Leadership hack 004 – controlling the monkey

We all do it.  Someone questions the work that you have just completed or your thoughts on a topic or problem, and you feel the threatened.  You roll our eyes, become defensive or even worse, passive-aggressive.  Deep inside you know that your response is unhelpful, and does nothing to solve the problems you face or improve your relationships with other people.  But why does this still happen?

Several authors argue that your ‘reptilian brain’ or ‘limbic response’ (see ‘The Chimp Paradox Thinking Fast and Slow or Decisive) is responsible.  These authors argue that it is the limbic system which enables us to respond to threats by fight, flight or freeze.  When someone questions your work or opinion, they may not be threatening you physically, but they are threatening something deeper – your identity.  
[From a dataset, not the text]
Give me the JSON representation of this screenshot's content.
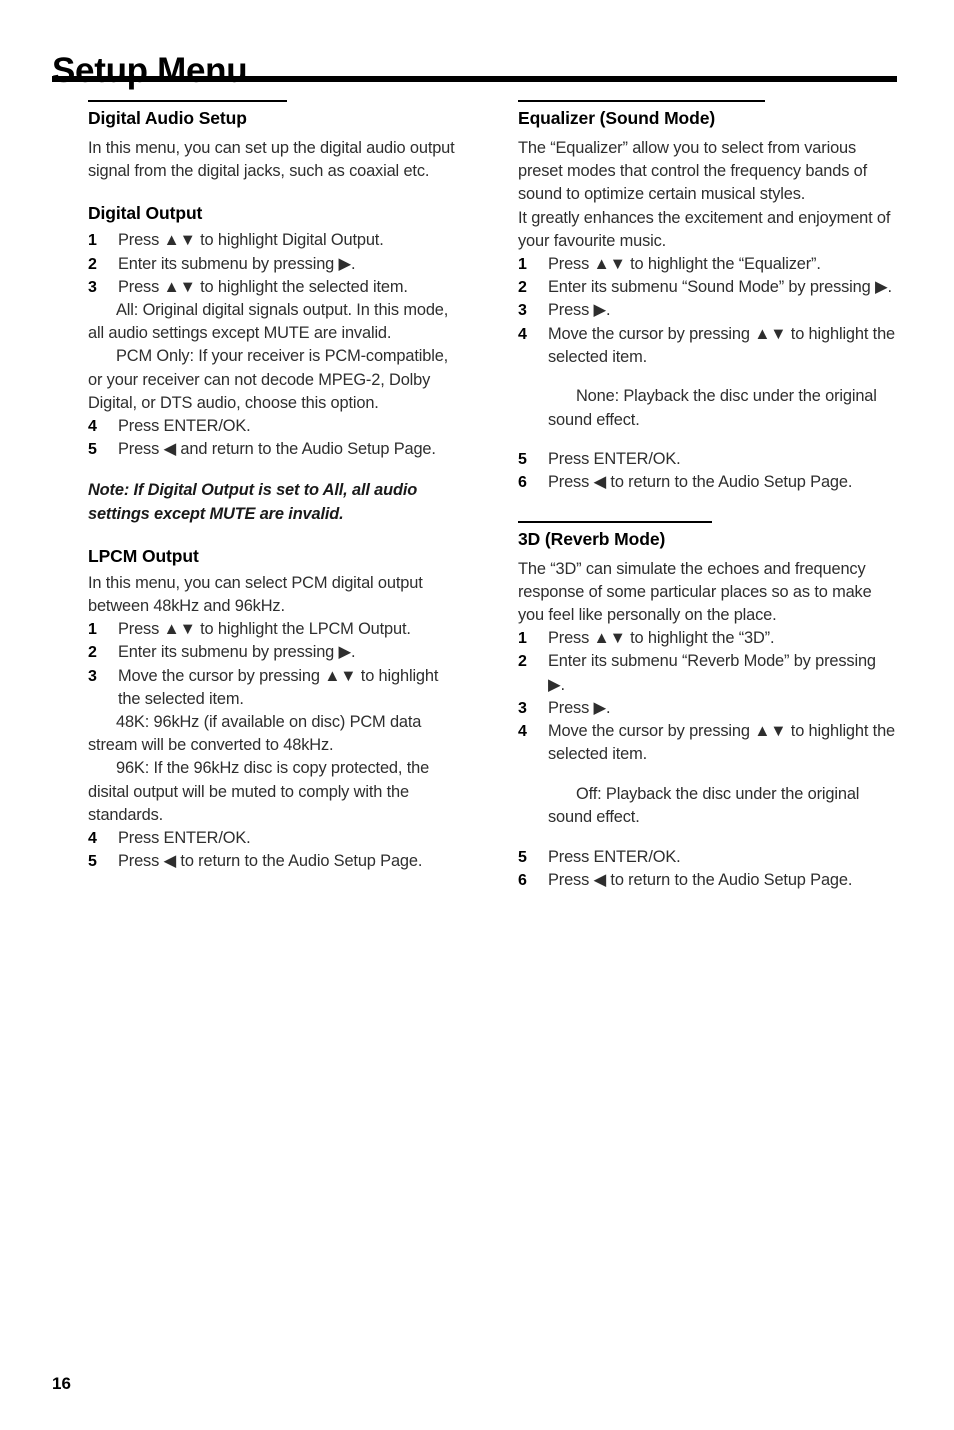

Humans are storytellers.  Everyone constructs their own internal narrative.  I would bet that you see yourself more as Rey (or Luke Skywalker), battling evils and the odds, rather than Darth Vader, or Stormtrooper number Tk-361.   Your work and opinions are important parts of your life.  I am sure you feel that your work and your opinions are the result of considered thought and hard work.  So when someone questions these, they indirectly question and threaten your positive self-narrative.  It is this threat which triggers the limbic response.  But what can you do?

It takes over 90 seconds for the threat response to subside, by which time the damage may is done (you can see Dr Jill Bolte Taylor TED speech here or get her book here).  Which strongly suggest that a pause or a break in your line of thinking would help (e.g., counting to ten in your head).  Others solutions may be mindfulness training, and attempting to make a conscious decision to reframe the threat, but the evidence base for these approaches is limited.

As a leader, it is also important that you try to prevent this automatic trigger in others.   Neuroscientist Dr David Rock proposed the SCARF acronym: Status, Certainty, Autonomy, Relatedness, and Fairness framework.

Status.  Hierarchy has evolved from being the alpha male of a tribe in a cave to being the CEO of a multination business.  In both cases, your position determines both your security and your ability to provide for you and your family.  While this may be difficult to fix in many organisations, you can lend others your status to others by publically supporting and praising them, and not undermining them.

Certainty.  This is especially important for those who love to plan and are uncomfortable with ambiguity.  Fear of the unknown is powerful, and uncertainty will make people feel a loss of control (see Tom Robins’ great TED talk).  Be as open and transparent as possible about what you know, and what you think may happen.

Autonomy.  People want control over their destiny (however impossible this may be!).   Presenting someone with a decision that has already been made, or micro-managing them will elicit a feeling of loss of control (see Dan Pink’s TED talk here).  Providing choices and asking for people’s input and opinion will increase their feeling of control.

Relatedness.  Humans for strong emotional bonds.   We form groups or tribes (see Simon Senick’s great TED talk) which provide safety.  Without these bonds we see people as a threat.  Getting to know your colleagues and building an emotional relationship will create a safe environment, reducing the likelihood of a threat response.

Fairness.  Many studies have shown the importance of fairness (see a paper from PLOS One here).  When people feel that they have been subjected to injustice, they see it as an attack.  Establishing and respecting ground rules or team norms and negotiating, rather than directing, is less likely to result in a threat response.

In conclusion, when you feel that you are under attack – take a break and count to ten in your head.  As a leader, think about how you interact with others and consider your status, your relationship with others and the impact of what you are saying on other people’s certainty and autonomy, and whether they believe they are being treated fairly.